The goal of viewing the who dugg module in Digg is to check your friends vs. non-friends digg ratio. When you’ve received diggs only from your Digg friends it doesn’t look like a naturaly voting pattern. It’s a much better tactic to have 50% of your votes come from your digg friends and 50% from non-friends. This tells the Digg engine that people have naturally Dugg your story without overusing digg’s profile leverage. The friend vs. non-friend Digg ratio can be calculated very easily using the following equation:
# of Digg from Friends = Friend Digg Ratio Total Diggs
# of Digg from Non-Friends = Non-friend Digg Ratio Total Diggs
Digg’s algorithm is constantly evolving to provide the best news on its home page: the recommendation engine was implemented, bad users were permanently banned from Digg, and the algorithm was changed to make it more difficult for users to "
;influence the system." Consequently, users have to grow with the Digg community and adapt to the algorithm changes. Hopefully this article has provided some value for those who want become active Digg users and have front page success.
• 10 years ago
Don't forget to check out http://SocialBlade.com for all sorts of statistics on digg front page stories. How many diggs it took to get there, # of diggs from friends, etc. Also has list of banned users in the digg graveyard.
• 10 years ago
Hi , You way to hit dig's fron page is really a worthy information. Can you please give me an interview to post on my blog about hitting the Digg's front page?. My blog is just a new one and doesnt have so much of visitors but am engaged totally to promote it. Looking forward to hear from you. Regards, Prakash Balaji

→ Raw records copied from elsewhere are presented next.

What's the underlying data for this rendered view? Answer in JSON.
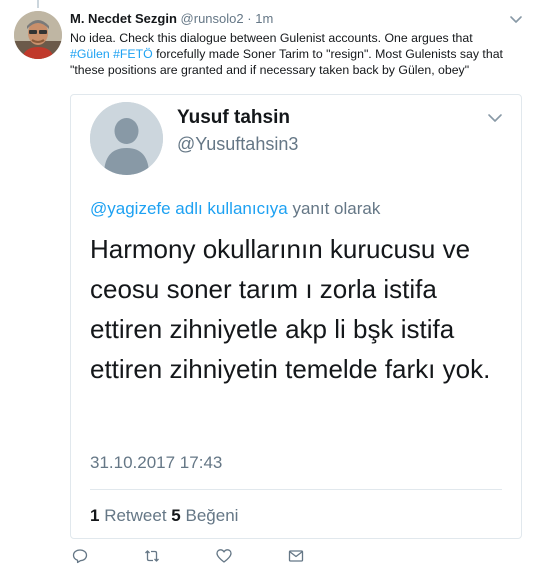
{
  "tweet": {
    "author_name": "M. Necdet Sezgin",
    "author_handle": "@runsolo2",
    "separator": "·",
    "time": "1m",
    "text_1": "No idea. Check this dialogue between Gulenist accounts. One argues that ",
    "hashtag_1": "#Gülen",
    "space": " ",
    "hashtag_2": "#FETÖ",
    "text_2": " forcefully made Soner Tarim to \"resign\". Most Gulenists say that \"these positions are granted and if necessary taken back by Gülen, obey\""
  },
  "quoted": {
    "author_name": "Yusuf tahsin",
    "author_handle": "@Yusuftahsin3",
    "reply_mention": "@yagizefe adlı kullanıcıya",
    "reply_suffix": " yanıt olarak",
    "body": "Harmony okullarının kurucusu ve ceosu soner tarım ı zorla istifa ettiren zihniyetle akp li bşk istifa ettiren zihniyetin temelde farkı yok.",
    "date": "31.10.2017 17:43",
    "retweet_count": "1",
    "retweet_label": " Retweet",
    "like_count": "5",
    "like_label": " Beğeni"
  },
  "icons": {
    "reply": "reply-icon",
    "retweet": "retweet-icon",
    "like": "heart-icon",
    "message": "mail-icon",
    "caret": "chevron-down-icon"
  },
  "colors": {
    "link": "#1da1f2",
    "secondary_text": "#657786",
    "primary_text": "#14171a",
    "border": "#e1e8ed"
  }
}
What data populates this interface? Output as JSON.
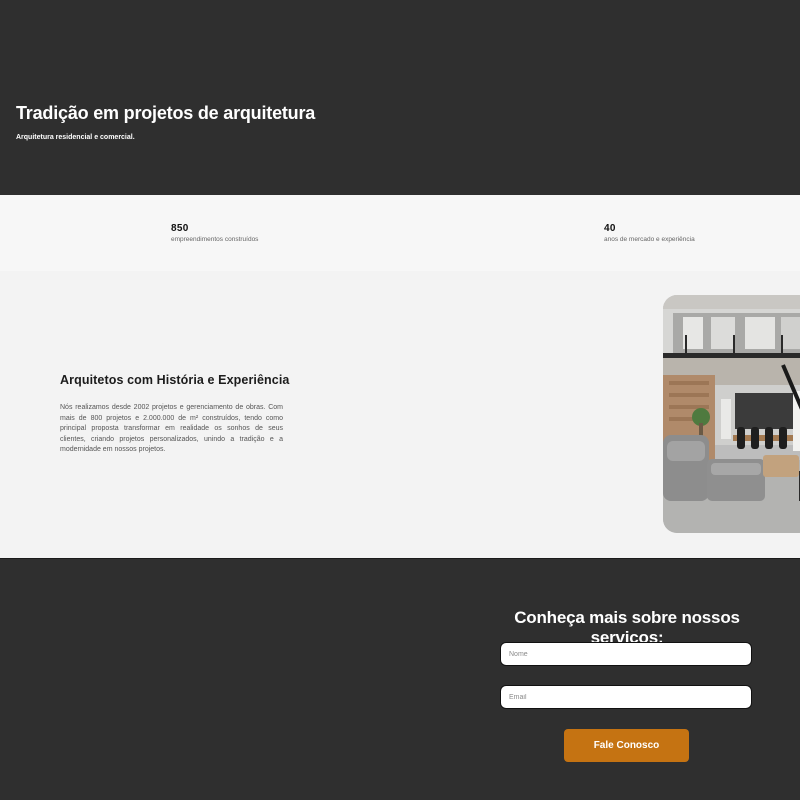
{
  "hero": {
    "title": "Tradição em projetos de arquitetura",
    "subtitle": "Arquitetura residencial e comercial."
  },
  "stats": [
    {
      "value": "850",
      "label": "empreendimentos construídos"
    },
    {
      "value": "40",
      "label": "anos de mercado e experiência"
    }
  ],
  "about": {
    "title": "Arquitetos com História e Experiência",
    "text": "Nós realizamos desde 2002 projetos e gerenciamento de obras. Com mais de 800 projetos e 2.000.000 de m² construídos, tendo como principal proposta transformar em realidade os sonhos de seus clientes, criando projetos personalizados, unindo a tradição e a modernidade em nossos projetos.",
    "image_icon": "interior-photo"
  },
  "contact": {
    "title": "Conheça mais sobre nossos serviços:",
    "name_placeholder": "Nome",
    "email_placeholder": "Email",
    "submit_label": "Fale Conosco"
  },
  "colors": {
    "dark_background": "#2f2f2f",
    "accent": "#c57312",
    "stats_background": "#f7f7f7",
    "about_background": "#f3f3f3"
  }
}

• 10 years ago
Thank You for the comment Prakash, yes I'd be willing to do an interview with you for your SEO Blog. What is the best way to get in contact with you?
• 10 years ago

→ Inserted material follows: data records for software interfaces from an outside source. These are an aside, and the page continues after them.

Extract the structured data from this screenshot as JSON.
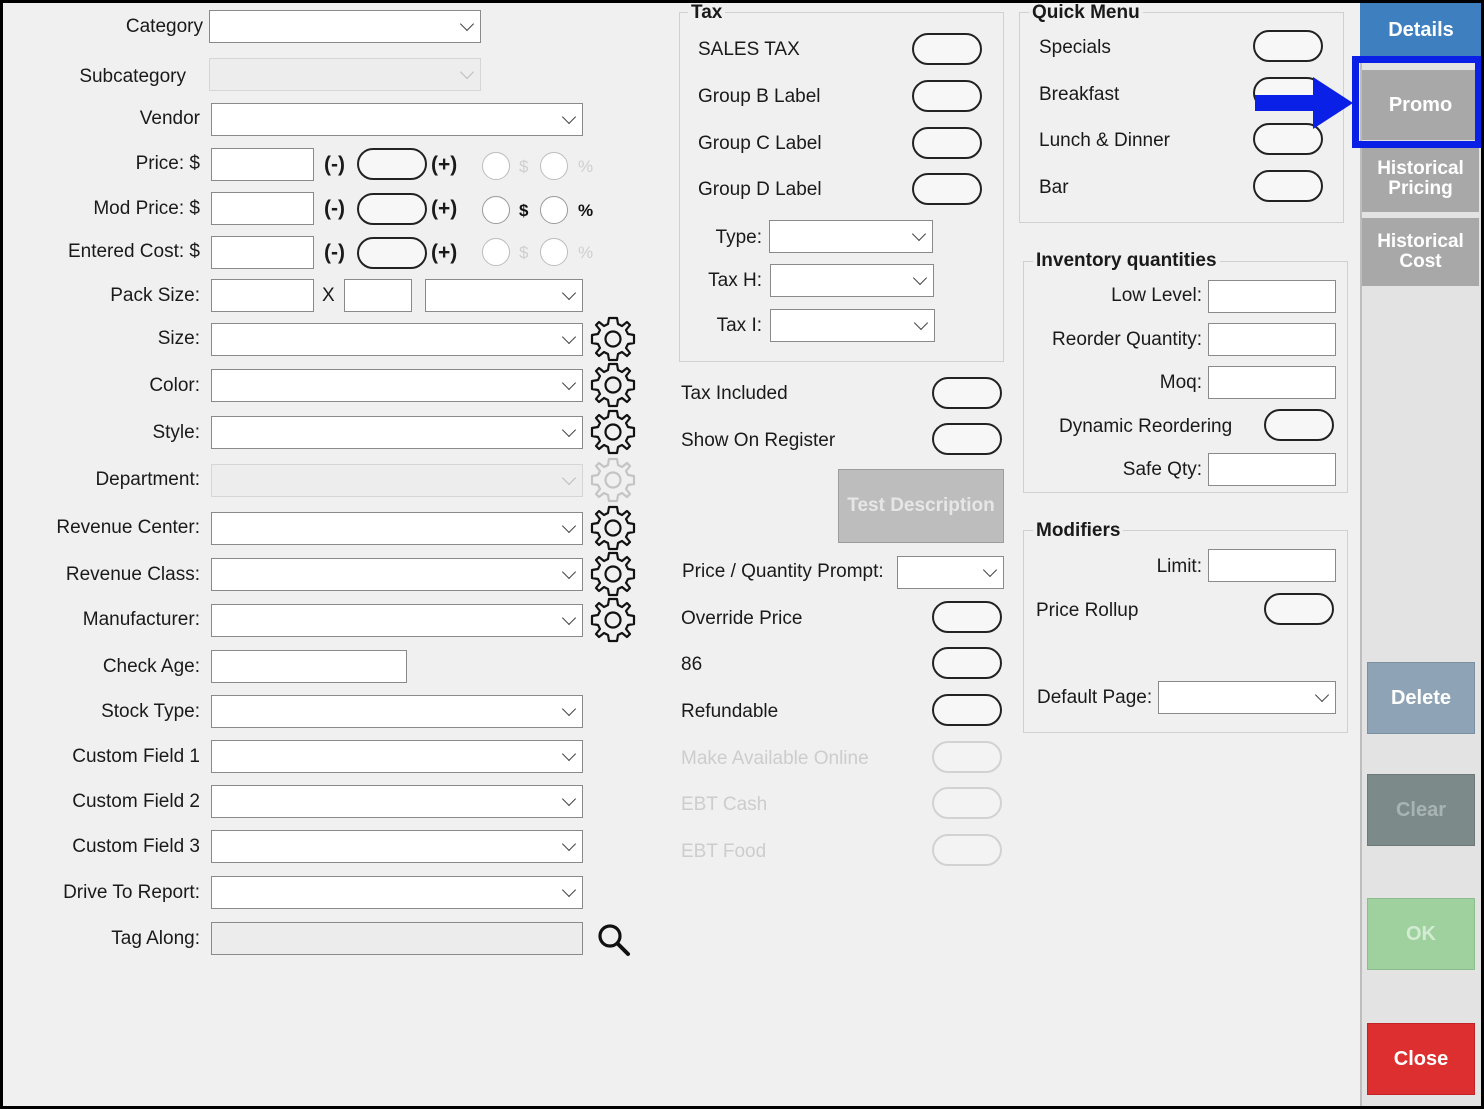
{
  "left_form": {
    "category_label": "Category",
    "subcategory_label": "Subcategory",
    "vendor_label": "Vendor",
    "price_label": "Price: $",
    "mod_price_label": "Mod Price: $",
    "entered_cost_label": "Entered Cost: $",
    "pack_size_label": "Pack Size:",
    "pack_x": "X",
    "size_label": "Size:",
    "color_label": "Color:",
    "style_label": "Style:",
    "department_label": "Department:",
    "revenue_center_label": "Revenue Center:",
    "revenue_class_label": "Revenue Class:",
    "manufacturer_label": "Manufacturer:",
    "check_age_label": "Check Age:",
    "stock_type_label": "Stock Type:",
    "custom_field_1_label": "Custom Field 1",
    "custom_field_2_label": "Custom Field 2",
    "custom_field_3_label": "Custom Field 3",
    "drive_to_report_label": "Drive To Report:",
    "tag_along_label": "Tag Along:",
    "minus": "(-)",
    "plus": "(+)",
    "dollar": "$",
    "percent": "%"
  },
  "tax": {
    "title": "Tax",
    "sales_tax": "SALES TAX",
    "group_b": "Group B Label",
    "group_c": "Group C Label",
    "group_d": "Group D Label",
    "type_label": "Type:",
    "tax_h_label": "Tax H:",
    "tax_i_label": "Tax I:"
  },
  "middle": {
    "tax_included": "Tax Included",
    "show_on_register": "Show On Register",
    "test_description": "Test Description",
    "price_qty_prompt": "Price / Quantity Prompt:",
    "override_price": "Override Price",
    "eighty_six": "86",
    "refundable": "Refundable",
    "make_available_online": "Make Available Online",
    "ebt_cash": "EBT Cash",
    "ebt_food": "EBT Food"
  },
  "quick_menu": {
    "title": "Quick Menu",
    "items": [
      "Specials",
      "Breakfast",
      "Lunch & Dinner",
      "Bar"
    ]
  },
  "inventory": {
    "title": "Inventory quantities",
    "low_level": "Low Level:",
    "reorder_quantity": "Reorder Quantity:",
    "moq": "Moq:",
    "dynamic_reordering": "Dynamic Reordering",
    "safe_qty": "Safe Qty:"
  },
  "modifiers": {
    "title": "Modifiers",
    "limit": "Limit:",
    "price_rollup": "Price Rollup",
    "default_page": "Default Page:"
  },
  "sidebar": {
    "details": "Details",
    "promo": "Promo",
    "historical_pricing": "Historical Pricing",
    "historical_cost": "Historical Cost",
    "delete": "Delete",
    "clear": "Clear",
    "ok": "OK",
    "close": "Close"
  },
  "colors": {
    "details": "#3d7fbf",
    "promo": "#a8a8a8",
    "historical": "#a8a8a8",
    "delete": "#8ea4b6",
    "clear": "#7d8a8a",
    "ok": "#9ed19e",
    "close": "#dd2f2f",
    "highlight": "#0b20e6"
  }
}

Imagine my inDIGGnation when I broke a major story, well, not as big as the Hudson Miracle, but up there and got only three diggs and then a day later when the story was old hat and there were 15 copycats with my desc and pic. Suddenly a power DIGGer jumps in and gets in less than one hour over 500 votes, c'mon like he stole my story. I was spittin' mad, and then some!
• 10 years ago
HP( The Social Computing lab) has released a research papers,which show corelation between the popularity of your post or content on Digg and the time when you submit your post or content to digg. According to this research the best time to submit a new post or story on Digg is a weekday afternoon in the US. So, if you are live on the other side of the world , make sure you postpone all Digg submissions until midnight for maximum diggs exposure and do take a Digg-break on weekends.read more at http://useful-informations.blogspot.com/2009/08/best-time-to-digg-your-postwant-that.html